Shokh Dilruba, Sher ka Panja, Shama, Midnight Mail, Swami Pooja, Apni Nagaria, Laila Majnu, Wamaq Azra, Sandesha, Kaljug, Society, Chher Chhar, Aabroo, Salma, Gaon Ki Gori, Maa Baap ki Laaj, Yaadgar, Malika and Abida and several other hit films of that era are credited to his name. He also produced and directed many of them. Most of the films directed by him became Silver Jubilee hits.[2]

Nazir started 'Hind Pictures' company in Bombay. Nazir's studio and the offices of Hind Pictures were burned down during the independence riots in 1946–47 in Bombay and in 1947, Nazir migrated to Pakistan. He left everything he had behind in Bombay and shifted to Lahore, Pakistan. He started from scratch and in the process became one of the pioneers of the Pakistan film industry.[2]
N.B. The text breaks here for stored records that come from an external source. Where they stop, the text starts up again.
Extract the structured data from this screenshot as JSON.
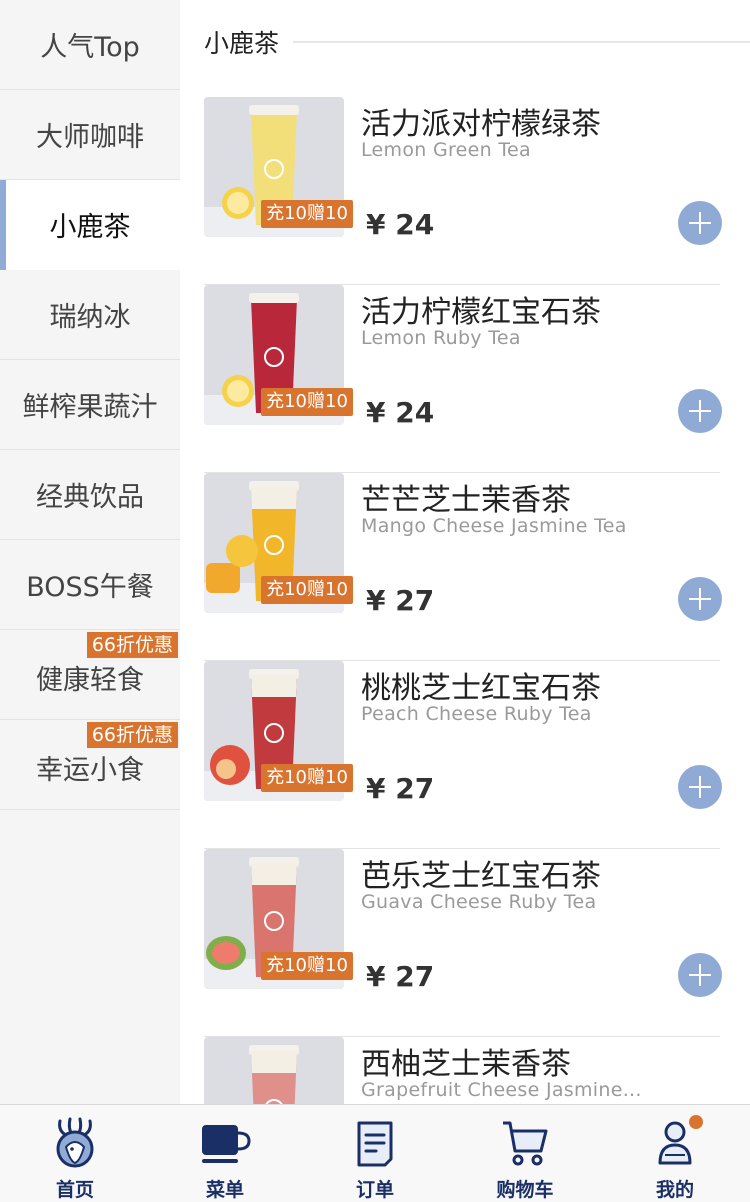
{
  "sidebar": {
    "categories": [
      {
        "label": "人气Top"
      },
      {
        "label": "大师咖啡"
      },
      {
        "label": "小鹿茶"
      },
      {
        "label": "瑞纳冰"
      },
      {
        "label": "鲜榨果蔬汁"
      },
      {
        "label": "经典饮品"
      },
      {
        "label": "BOSS午餐"
      },
      {
        "label": "健康轻食",
        "badge": "66折优惠"
      },
      {
        "label": "幸运小食",
        "badge": "66折优惠"
      }
    ],
    "active": "小鹿茶"
  },
  "main": {
    "section_title": "小鹿茶",
    "products": [
      {
        "name": "活力派对柠檬绿茶",
        "en": "Lemon Green Tea",
        "price": "¥ 24",
        "promo": "充10赠10",
        "drink_color": "#f2df7a",
        "fruit": "lemon"
      },
      {
        "name": "活力柠檬红宝石茶",
        "en": "Lemon Ruby Tea",
        "price": "¥ 24",
        "promo": "充10赠10",
        "drink_color": "#b8283a",
        "fruit": "lemon"
      },
      {
        "name": "芒芒芝士茉香茶",
        "en": "Mango Cheese Jasmine Tea",
        "price": "¥ 27",
        "promo": "充10赠10",
        "drink_color": "#f2b62a",
        "fruit": "mango"
      },
      {
        "name": "桃桃芝士红宝石茶",
        "en": "Peach Cheese Ruby Tea",
        "price": "¥ 27",
        "promo": "充10赠10",
        "drink_color": "#c03a3e",
        "fruit": "peach"
      },
      {
        "name": "芭乐芝士红宝石茶",
        "en": "Guava Cheese Ruby Tea",
        "price": "¥ 27",
        "promo": "充10赠10",
        "drink_color": "#d9746e",
        "fruit": "guava"
      },
      {
        "name": "西柚芝士茉香茶",
        "en": "Grapefruit Cheese Jasmine...",
        "drink_color": "#e0908a",
        "fruit": "none"
      }
    ]
  },
  "tabbar": {
    "tabs": [
      {
        "label": "首页",
        "icon": "deer-logo-icon"
      },
      {
        "label": "菜单",
        "icon": "coffee-cup-icon"
      },
      {
        "label": "订单",
        "icon": "order-list-icon"
      },
      {
        "label": "购物车",
        "icon": "cart-icon"
      },
      {
        "label": "我的",
        "icon": "profile-icon"
      }
    ]
  },
  "colors": {
    "accent": "#90abd6",
    "badge": "#d9742f",
    "tab_text": "#1a2f66"
  }
}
He produced and directed Saachai, as his first film in the newly born Pakistan. It was followed by the first Silver Jubilee film of Pakistani Cinema, Pheray in 1949. Nazir completed Pheray in just one month, followed by Laarey (1950). His other movies include Shehri Babu (1953), Anokhi Daastan, Shamaa, Heer (1955 film), Khatoon, Noor-e-Islam (1957) and Azmat-e-Islam.[2]

During the 1960s, he disassociated himself from Pakistani cinema, with the decline in this industry. He could not reconcile himself with the qualitatively declining trends in this industry.[2]
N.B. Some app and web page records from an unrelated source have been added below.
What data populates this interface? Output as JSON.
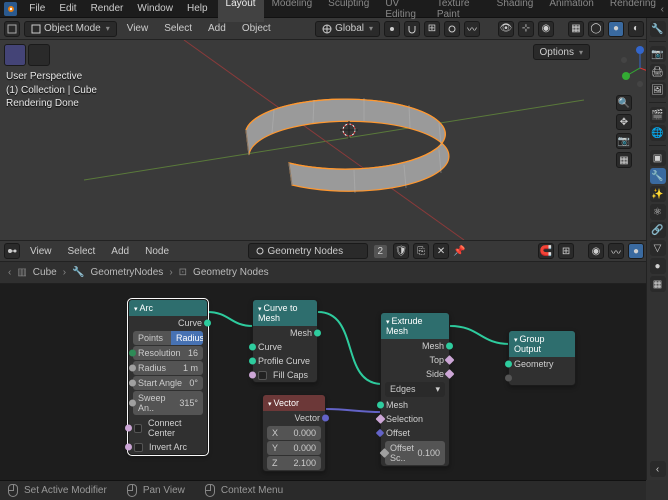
{
  "top_menu": {
    "items": [
      "File",
      "Edit",
      "Render",
      "Window",
      "Help"
    ],
    "workspaces": [
      "Layout",
      "Modeling",
      "Sculpting",
      "UV Editing",
      "Texture Paint",
      "Shading",
      "Animation",
      "Rendering"
    ],
    "active_workspace": "Layout"
  },
  "viewport": {
    "mode": "Object Mode",
    "menu": [
      "View",
      "Select",
      "Add",
      "Object"
    ],
    "orientation": "Global",
    "options_label": "Options",
    "info_line1": "User Perspective",
    "info_line2": "(1) Collection | Cube",
    "info_line3": "Rendering Done"
  },
  "node_editor": {
    "menu": [
      "View",
      "Select",
      "Add",
      "Node"
    ],
    "type_label": "Geometry Nodes",
    "count": "2",
    "breadcrumb": {
      "object": "Cube",
      "modifier": "GeometryNodes",
      "group": "Geometry Nodes"
    }
  },
  "nodes": {
    "arc": {
      "title": "Arc",
      "out_curve": "Curve",
      "mode_points": "Points",
      "mode_radius": "Radius",
      "resolution_label": "Resolution",
      "resolution_value": "16",
      "radius_label": "Radius",
      "radius_value": "1 m",
      "start_angle_label": "Start Angle",
      "start_angle_value": "0°",
      "sweep_label": "Sweep An..",
      "sweep_value": "315°",
      "connect_center": "Connect Center",
      "invert_arc": "Invert Arc"
    },
    "curve_to_mesh": {
      "title": "Curve to Mesh",
      "out_mesh": "Mesh",
      "in_curve": "Curve",
      "in_profile": "Profile Curve",
      "fill_caps": "Fill Caps"
    },
    "vector": {
      "title": "Vector",
      "out_vector": "Vector",
      "x_label": "X",
      "x_value": "0.000",
      "y_label": "Y",
      "y_value": "0.000",
      "z_label": "Z",
      "z_value": "2.100"
    },
    "extrude": {
      "title": "Extrude Mesh",
      "out_mesh": "Mesh",
      "out_top": "Top",
      "out_side": "Side",
      "mode": "Edges",
      "in_mesh": "Mesh",
      "in_selection": "Selection",
      "in_offset": "Offset",
      "offset_scale_label": "Offset Sc..",
      "offset_scale_value": "0.100"
    },
    "group_output": {
      "title": "Group Output",
      "in_geometry": "Geometry"
    }
  },
  "statusbar": {
    "set_active": "Set Active Modifier",
    "pan_view": "Pan View",
    "context_menu": "Context Menu"
  }
}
His Personal Life[edit]

Nazir had at least three wives over the years. He was first married to his cousin Sikandara Begum (who was the sister of K. Asif, the legendary director of 1960 film Mughal-e-Azam). He later had a very concise marriage with Sitara Devi, the legendary Kathak Dancer and lastly film actress Swaran Lata. He died in August 1983. Today, the son of late Nazir, Akhtar Nazir Khan aka Cooki is intensively engaged in reviving the Pakistani Cinema and works hard to provide the audience, both home and abroad, with the same perfectly mastered and creative films that once were a pride of Nazir in the South Asia Cinema.[2]

His Filmography[edit]
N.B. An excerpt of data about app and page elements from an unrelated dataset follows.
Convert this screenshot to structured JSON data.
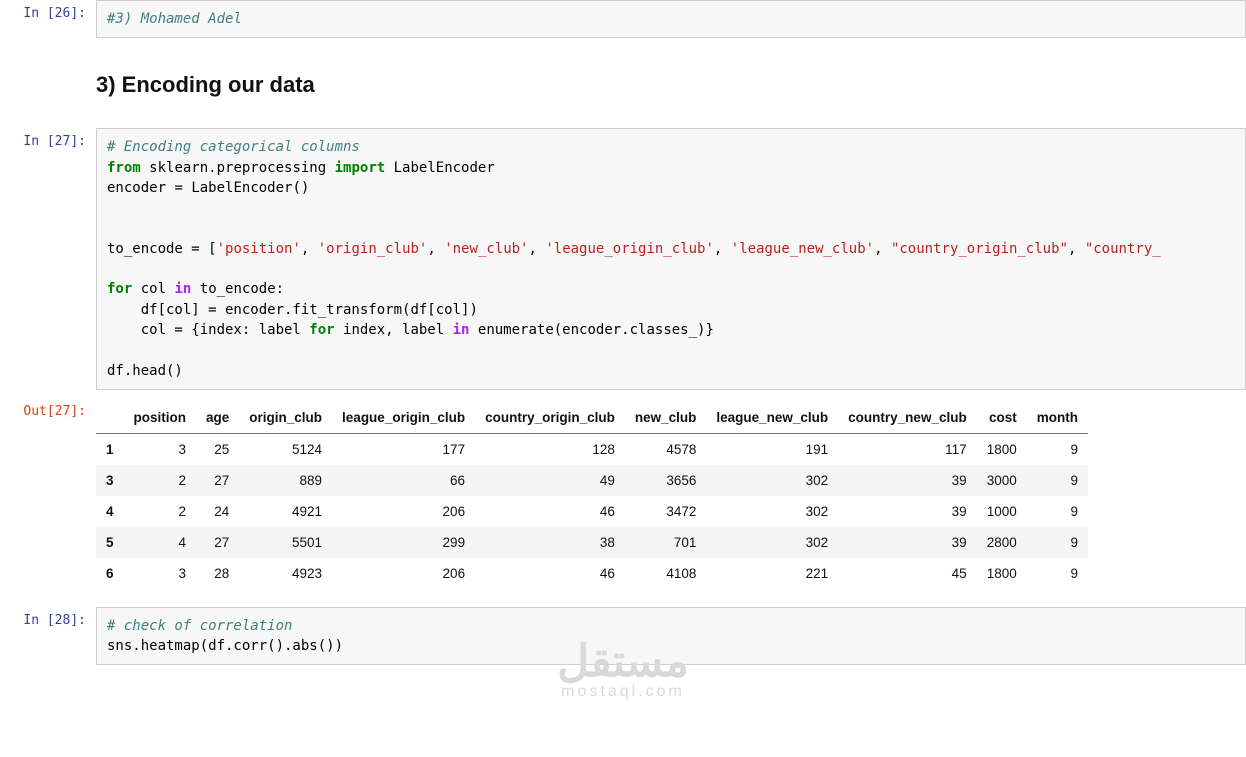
{
  "cells": {
    "c26": {
      "prompt": "In [26]:",
      "comment": "#3) Mohamed Adel"
    },
    "heading": "3) Encoding our data",
    "c27": {
      "prompt_in": "In [27]:",
      "prompt_out": "Out[27]:",
      "code": {
        "line1_comment": "# Encoding categorical columns",
        "kw_from": "from",
        "mod": "sklearn.preprocessing",
        "kw_import": "import",
        "cls": "LabelEncoder",
        "assign1_l": "encoder",
        "eq": "=",
        "assign1_r": "LabelEncoder()",
        "to_encode_l": "to_encode",
        "list_items": [
          "'position'",
          "'origin_club'",
          "'new_club'",
          "'league_origin_club'",
          "'league_new_club'",
          "\"country_origin_club\"",
          "\"country_"
        ],
        "kw_for": "for",
        "var_col": "col",
        "kw_in": "in",
        "iter": "to_encode:",
        "body1": "df[col] = encoder.fit_transform(df[col])",
        "body2_a": "col = {index: label ",
        "body2_for": "for",
        "body2_b": " index, label ",
        "body2_in": "in",
        "body2_c": " enumerate(encoder.classes_)}",
        "tail": "df.head()"
      }
    },
    "c28": {
      "prompt": "In [28]:",
      "comment": "# check of correlation",
      "code": "sns.heatmap(df.corr().abs())"
    }
  },
  "chart_data": {
    "type": "table",
    "columns": [
      "position",
      "age",
      "origin_club",
      "league_origin_club",
      "country_origin_club",
      "new_club",
      "league_new_club",
      "country_new_club",
      "cost",
      "month"
    ],
    "index": [
      "1",
      "3",
      "4",
      "5",
      "6"
    ],
    "rows": [
      [
        3,
        25.0,
        5124,
        177,
        128,
        4578,
        191,
        117,
        1800.0,
        9
      ],
      [
        2,
        27.0,
        889,
        66,
        49,
        3656,
        302,
        39,
        3000.0,
        9
      ],
      [
        2,
        24.0,
        4921,
        206,
        46,
        3472,
        302,
        39,
        1000.0,
        9
      ],
      [
        4,
        27.0,
        5501,
        299,
        38,
        701,
        302,
        39,
        2800.0,
        9
      ],
      [
        3,
        28.0,
        4923,
        206,
        46,
        4108,
        221,
        45,
        1800.0,
        9
      ]
    ]
  },
  "watermark": {
    "ar": "مستقل",
    "en": "mostaql.com"
  }
}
  • Sawaal (1966)
  • Haveli (1964)
  • Billo Jee (1962)
  • Shama (1959)
  • Noor-e-Islam (1957)
  • Sabira (1956)
  • Soteeli Maa (1956)
  • Wehshi (1956)
  • Hameeda (1956)
  • Nagin (1955)
  • Naukar (1955)
  • Heer (1955 film) (1955)
  • Khatoon (1952)
  • Bheegi Palkain (1950)
  • Anokhi Dastan (1950)
  • Humari Basti (1950)
  • Ghalat Fahmi (1950)
  • Laraay (1949)
  • Pheray (1949)
  • Sachchai (1947)
  • Heer (1946)
  • Wamaq Azra (1946)
  • Gaon Ki Gori (1945)
  • Laila Majnu (1945)
  • Naatak (1944)
  • Ghar Sansar (1942)
  • Maa Baap (1941)
  • Swami (1941)
  • Taj Mahal (1941 film)
  • Apni Nagariya (1939)
  • Joshe Islam (1938)
  • Baghban (1938)
  • Bhabi (1938)
  • Sitara Tanzi (1937)
  • Dukhiyari (1936)
  • Pratima (1935)
  • Delhi Ka Thug (1934)
  • Iraq Ka Chor (1934)
  • Chandragupta (1934)
  • Sultana (1934)
  • Night Bird (1933)
  • Abe Hayat (1933)
  • Lal-e-Yaman (1932)
  • Zarina (1932)
  • Farebi Daku (1931)[3]

See also[edit]

References[edit]

  1. ^ Bhatti, Arshad (27 August 2013). "Bao Jee's Anniversary goes unnoticed". The Nation newspaper. Retrieved 19 May 2016. 
  2. ^ a b c d e f g h i j "Nazir Ahmed Khan's Profile". urduwire.com. Retrieved 19 May 2016. 
  3. ^ a b http://www.pakistantoday.com.pk/2011/08/25/entertainment/a-walk-down-memory-lane-with-legendary-filmmaker-nazir-ahmed-khan/, Pakistan Today newspaper, Published 25 Aug 2011, Retrieved 19 May 2016

External links[edit]


List of Pakistani film directors